|Photo: Jan Messersmith|
Which is terrible medical advice, just for the record. But on a metaphorical level, it’s terrific. The thing that is terrifying you? The thing you are running from and denying with all your might? Turn around and stare it in the eyes. Because then it loses its power over you. Then you can figure out exactly what the issues are and start devising ways to deal with them.
Climate change is one of those things we can lift up like a snake on a stick. If we say, “Too scary! Too scary! Don’t want to look it in the face! Don’t want to talk about it!” then we just stay in freak-out mode and don’t actually deal with the problem. That helps exactly no one. The people who look to you for spiritual leadership are already freaking out. They already know it’s bad. Not talking about it, or saying it will all work out in the end, is not doing anyone any favors. But just lifting it up like a snake on a stick and freaking people out is also not doing anyone any favors. We have to look at this snake on a stick and figure out what is our power here?
So what strengths and gifts do we bring, as leaders of spiritual communities, that help empower our people to stare down the snake on a stick?
We know how to talk about greed. Those who market products to us would have us believe that we are not enough—not good enough, not attractive enough, not popular enough—unless we buy their beer, their eyeliner, their car. And then we will suddenly be surrounded by attractive young people playing volleyball on the beach or something. They are selling this image that always starts with the premise that we are not enough. But we have this counter-message, very counter-cultural, that says each person is a fabulous creature, a beloved child of the Divine, and that all those possessions may just get in the way of a good relationship with our Creator and with all of creation.
We know how to talk about lament for what is being lost.

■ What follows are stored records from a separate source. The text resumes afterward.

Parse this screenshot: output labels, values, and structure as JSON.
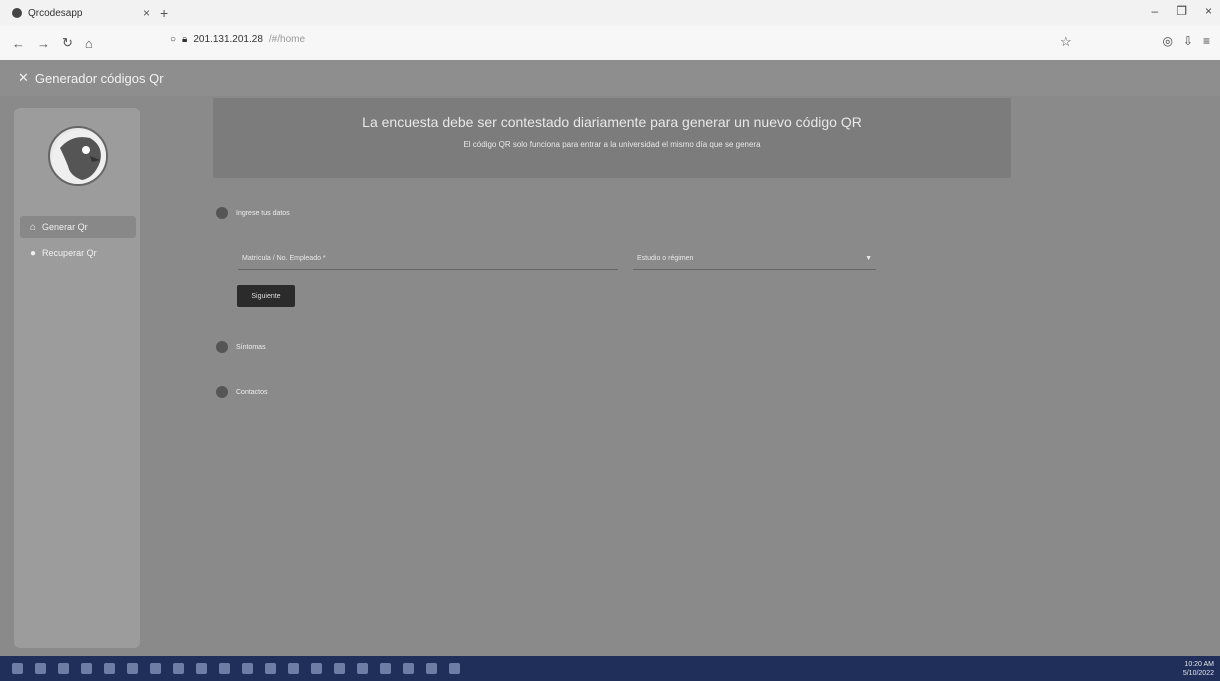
{
  "browser": {
    "tab_title": "Qrcodesapp",
    "address": "201.131.201.28",
    "address_path": "/#/home"
  },
  "app": {
    "toolbar_title": "Generador códigos Qr"
  },
  "sidebar": {
    "items": [
      {
        "label": "Generar Qr"
      },
      {
        "label": "Recuperar Qr"
      }
    ]
  },
  "banner": {
    "title": "La encuesta debe ser contestado diariamente para generar un nuevo código QR",
    "subtitle": "El código QR solo funciona para entrar a la universidad el mismo día que se genera"
  },
  "steps": [
    {
      "label": "Ingrese tus datos"
    },
    {
      "label": "Síntomas"
    },
    {
      "label": "Contactos"
    }
  ],
  "form": {
    "field1_placeholder": "Matrícula / No. Empleado *",
    "field2_placeholder": "Estudio o régimen",
    "next_label": "Siguiente"
  },
  "taskbar": {
    "time": "10:20 AM",
    "date": "5/10/2022"
  }
}
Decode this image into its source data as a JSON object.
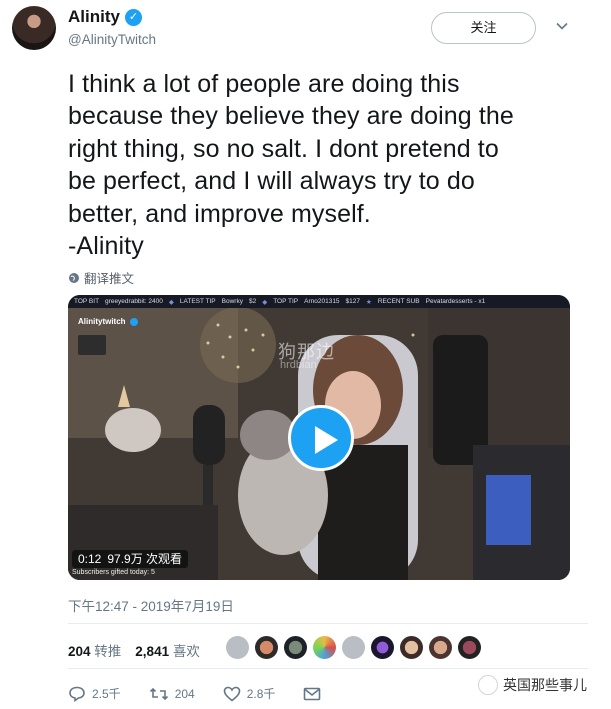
{
  "header": {
    "name": "Alinity",
    "handle": "@AlinityTwitch",
    "follow_label": "关注"
  },
  "tweet": {
    "text": "I think a lot of people are doing this\nbecause they believe they are doing the\nright thing, so no salt. I dont pretend to\nbe perfect, and I will always try to do\nbetter, and improve myself.\n-Alinity",
    "translate_label": "翻译推文",
    "timestamp": "下午12:47 - 2019年7月19日"
  },
  "video": {
    "ticker": [
      "TOP BIT",
      "greeyedrabbit: 2400",
      "LATEST TIP",
      "Bowrky",
      "$2",
      "TOP TIP",
      "Arno201315",
      "$127",
      "RECENT SUB",
      "Pevatardesserts - x1"
    ],
    "channel": "Alinitytwitch",
    "watermark": "狗那边",
    "watermark_sub": "hrdbian",
    "duration": "0:12",
    "views": "97.9万 次观看",
    "caption": "Subscribers gifted today: 5"
  },
  "stats": {
    "retweets": "204",
    "retweets_label": "转推",
    "likes": "2,841",
    "likes_label": "喜欢"
  },
  "actions": {
    "replies": "2.5千",
    "retweets": "204",
    "likes": "2.8千"
  },
  "brand": {
    "label": "英国那些事儿"
  },
  "colors": {
    "accent": "#1da1f2",
    "secondary_text": "#657786"
  }
}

Where do people go when someone dies? They put together a memorial service, and even if they are not usually showing up in a community of worship, this is one occasion when they often come. Because we know how to grieve together in community. We know how to support each other in times of loss. And what we’re losing right now is the earth we used to know.
|Earth Ministry members at the 2017 Seattle Climate March|

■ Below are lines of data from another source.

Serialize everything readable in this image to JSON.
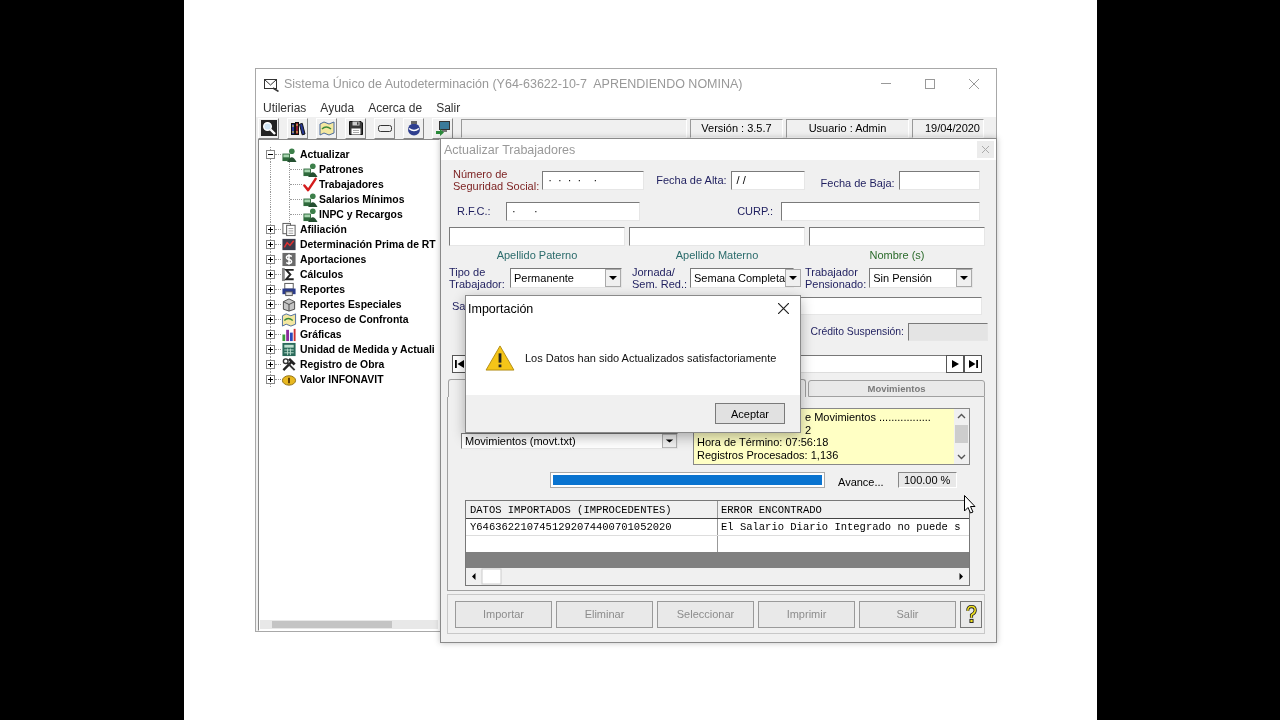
{
  "window": {
    "title": "Sistema Único de Autodeterminación (Y64-63622-10-7  APRENDIENDO NOMINA)"
  },
  "menu": [
    "Utilerias",
    "Ayuda",
    "Acerca de",
    "Salir"
  ],
  "status": [
    "Versión : 3.5.7",
    "Usuario : Admin",
    "19/04/2020"
  ],
  "tree": [
    {
      "label": "Actualizar",
      "expanded": true,
      "children": [
        {
          "label": "Patrones",
          "selected": false
        },
        {
          "label": "Trabajadores",
          "selected": true
        },
        {
          "label": "Salarios Mínimos",
          "selected": false
        },
        {
          "label": "INPC y Recargos",
          "selected": false
        }
      ]
    },
    {
      "label": "Afiliación",
      "expanded": false
    },
    {
      "label": "Determinación Prima de RT",
      "expanded": false
    },
    {
      "label": "Aportaciones",
      "expanded": false
    },
    {
      "label": "Cálculos",
      "expanded": false
    },
    {
      "label": "Reportes",
      "expanded": false
    },
    {
      "label": "Reportes Especiales",
      "expanded": false
    },
    {
      "label": "Proceso de Confronta",
      "expanded": false
    },
    {
      "label": "Gráficas",
      "expanded": false
    },
    {
      "label": "Unidad de Medida y Actuali",
      "expanded": false
    },
    {
      "label": "Registro de Obra",
      "expanded": false
    },
    {
      "label": "Valor INFONAVIT",
      "expanded": false
    }
  ],
  "dialog": {
    "title": "Actualizar Trabajadores",
    "nss": {
      "label": "Número de\nSeguridad Social:",
      "value": "·  ·  ·  ·    ·"
    },
    "fecha_alta": {
      "label": "Fecha de Alta:",
      "value": "/ /"
    },
    "fecha_baja": {
      "label": "Fecha de Baja:"
    },
    "rfc": {
      "label": "R.F.C.:",
      "value": "·      ·"
    },
    "curp": {
      "label": "CURP.:"
    },
    "name_captions": [
      "Apellido Paterno",
      "Apellido Materno",
      "Nombre (s)"
    ],
    "selects": [
      {
        "label": "Tipo de\nTrabajador:",
        "value": "Permanente"
      },
      {
        "label": "Jornada/\nSem. Red.:",
        "value": "Semana Completa"
      },
      {
        "label": "Trabajador\nPensionado:",
        "value": "Sin Pensión"
      }
    ],
    "partial_label": "Sa",
    "credito": {
      "label": "Crédito Suspensión:",
      "disabled": true
    },
    "tabs": [
      {
        "selected": true
      },
      {
        "label": "Movimientos",
        "selected": false
      }
    ],
    "file_select": "Movimientos (movt.txt)",
    "log": [
      "e Movimientos .................",
      "2",
      "Hora de Término: 07:56:18",
      "Registros Procesados: 1,136"
    ],
    "progress": {
      "level": 1,
      "label": "Avance...",
      "reading": "100.00 %"
    },
    "table": {
      "columns": [
        "DATOS IMPORTADOS (IMPROCEDENTES)",
        "ERROR ENCONTRADO"
      ],
      "rows": [
        [
          "Y6463622107451292074400701052020",
          "El Salario Diario Integrado no puede s"
        ]
      ]
    },
    "buttons": [
      {
        "label": "Importar",
        "disabled": true
      },
      {
        "label": "Eliminar",
        "disabled": true
      },
      {
        "label": "Seleccionar",
        "disabled": true
      },
      {
        "label": "Imprimir",
        "disabled": true
      },
      {
        "label": "Salir",
        "disabled": true
      }
    ]
  },
  "modal": {
    "title": "Importación",
    "message": "Los Datos han sido Actualizados satisfactoriamente",
    "button": "Aceptar"
  }
}
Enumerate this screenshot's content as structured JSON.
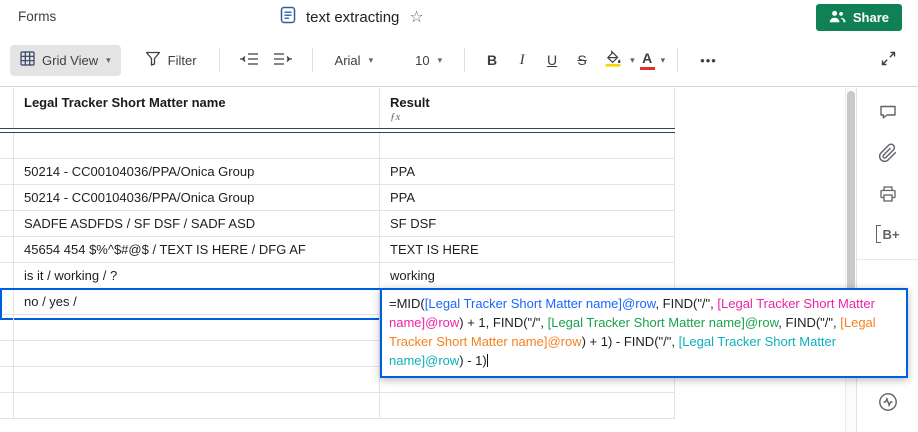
{
  "topbar": {
    "menu_forms": "Forms",
    "doc_title": "text extracting",
    "share_label": "Share"
  },
  "toolbar": {
    "grid_view": "Grid View",
    "filter": "Filter",
    "font_family": "Arial",
    "font_size": "10",
    "bold": "B",
    "italic": "I",
    "underline": "U",
    "strikethrough": "S",
    "more": "•••"
  },
  "icons": {
    "caret_down": "▾",
    "star": "☆",
    "text_color_letter": "A",
    "brandfolder_label": "B+"
  },
  "grid": {
    "col1_header": "Legal Tracker Short Matter name",
    "col2_header": "Result",
    "fx_label": "ƒx",
    "rows": [
      {
        "name": "",
        "result": "",
        "selected": false
      },
      {
        "name": "50214 - CC00104036/PPA/Onica Group",
        "result": "PPA",
        "selected": false
      },
      {
        "name": "50214 - CC00104036/PPA/Onica Group",
        "result": "PPA",
        "selected": false
      },
      {
        "name": "SADFE ASDFDS / SF DSF / SADF ASD",
        "result": "SF DSF",
        "selected": false
      },
      {
        "name": "45654 454 $%^$#@$ / TEXT IS HERE / DFG AF",
        "result": "TEXT IS HERE",
        "selected": false
      },
      {
        "name": "is it / working / ?",
        "result": "working",
        "selected": false
      },
      {
        "name": "no / yes /",
        "result": "",
        "selected": true
      },
      {
        "name": "",
        "result": "",
        "selected": false
      },
      {
        "name": "",
        "result": "",
        "selected": false
      },
      {
        "name": "",
        "result": "",
        "selected": false
      },
      {
        "name": "",
        "result": "",
        "selected": false
      }
    ]
  },
  "formula_editor": {
    "segments": [
      {
        "text": "=MID(",
        "color": "#202124"
      },
      {
        "text": "[Legal Tracker Short Matter name]@row",
        "color": "#1a66ff"
      },
      {
        "text": ", FIND(\"/\", ",
        "color": "#202124"
      },
      {
        "text": "[Legal Tracker Short Matter name]@row",
        "color": "#ef22a7"
      },
      {
        "text": ") + 1, FIND(\"/\", ",
        "color": "#202124"
      },
      {
        "text": "[Legal Tracker Short Matter name]@row",
        "color": "#18a24d"
      },
      {
        "text": ", FIND(\"/\", ",
        "color": "#202124"
      },
      {
        "text": "[Legal Tracker Short Matter name]@row",
        "color": "#f5821f"
      },
      {
        "text": ") + 1) - FIND(\"/\", ",
        "color": "#202124"
      },
      {
        "text": "[Legal Tracker Short Matter name]@row",
        "color": "#0cb0bd"
      },
      {
        "text": ") - 1)",
        "color": "#202124"
      }
    ]
  },
  "colors": {
    "share_green": "#0f8154",
    "selection_blue": "#005ee0",
    "header_divider_navy": "#31415f",
    "fill_swatch_yellow": "#f2d600",
    "text_color_red": "#e03131"
  }
}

We know how to talk about gratitude and abundance, community and support. We know how to talk about sharing what we have. These concepts are familiar to us. We don’t have to face the challenges of climate change alone.
We know how to talk about power. Joanna Macy talks about the difference between power over and power with. The first creation story in Genesis talks about God giving humans dominion over creation. Many have understood this as free license to do as they please with the planet. But we as spiritual leaders understand that dominion means God created everything, called it all good, and then gave it to us to take responsibility for keeping it good. How counter-cultural a message is that? No, you do not have permission from your Creator to rape and destroy the planet. You are to be a good steward of it. To take care of it. To live in harmony with it.

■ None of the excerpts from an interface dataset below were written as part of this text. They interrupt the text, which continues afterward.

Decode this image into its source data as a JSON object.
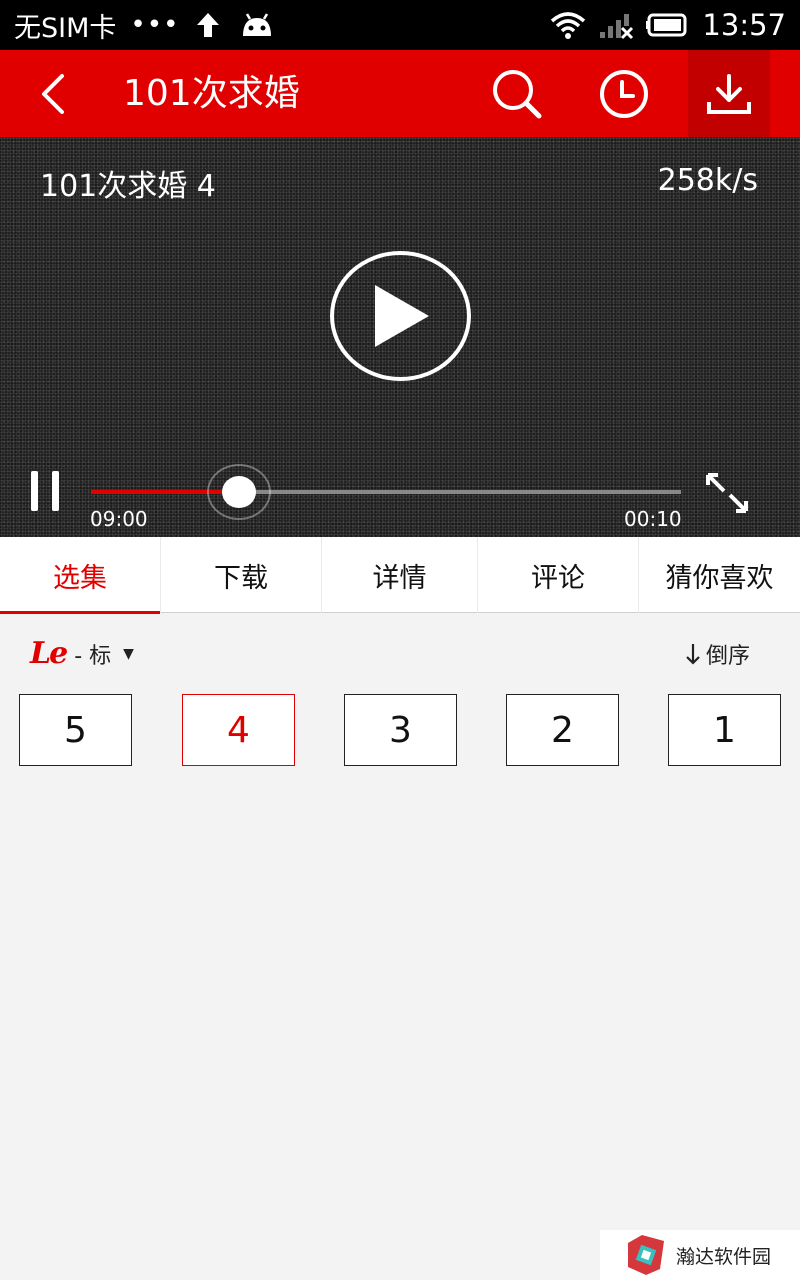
{
  "status_bar": {
    "carrier": "无SIM卡",
    "dots": "•••",
    "time": "13:57"
  },
  "app_bar": {
    "title": "101次求婚"
  },
  "player": {
    "video_title": "101次求婚 4",
    "speed": "258k/s",
    "time_current": "09:00",
    "time_total": "00:10",
    "progress": 0.25
  },
  "tabs": [
    {
      "label": "选集",
      "active": true
    },
    {
      "label": "下载",
      "active": false
    },
    {
      "label": "详情",
      "active": false
    },
    {
      "label": "评论",
      "active": false
    },
    {
      "label": "猜你喜欢",
      "active": false
    }
  ],
  "episodes_section": {
    "source_logo": "Le",
    "quality": "- 标",
    "sort_label": "倒序",
    "episodes": [
      "5",
      "4",
      "3",
      "2",
      "1"
    ],
    "selected_episode": "4"
  },
  "watermark": {
    "text": "瀚达软件园"
  },
  "colors": {
    "accent": "#e00000",
    "download_bg": "#c20000",
    "background": "#f3f3f3"
  }
}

We as leaders of faith communities can and need to say these things. We need to offer spiritual grounding, moral and ethical frames to center our people in this work, encouragement to help people be their best possible selves, ways of seeing beyond the individual to the greater good of the community and the ecosystem. We can only do this work if we dare to raise climate change like a snake on a stick and stare it straight in the eyes. We can help each other. We can pray, meditate, advocate. We can become the world we want to see.
The Rev. Meighan Pritchard is the pastor of Prospect Congregational United Church of Christ, an Earth Ministry Member congregation.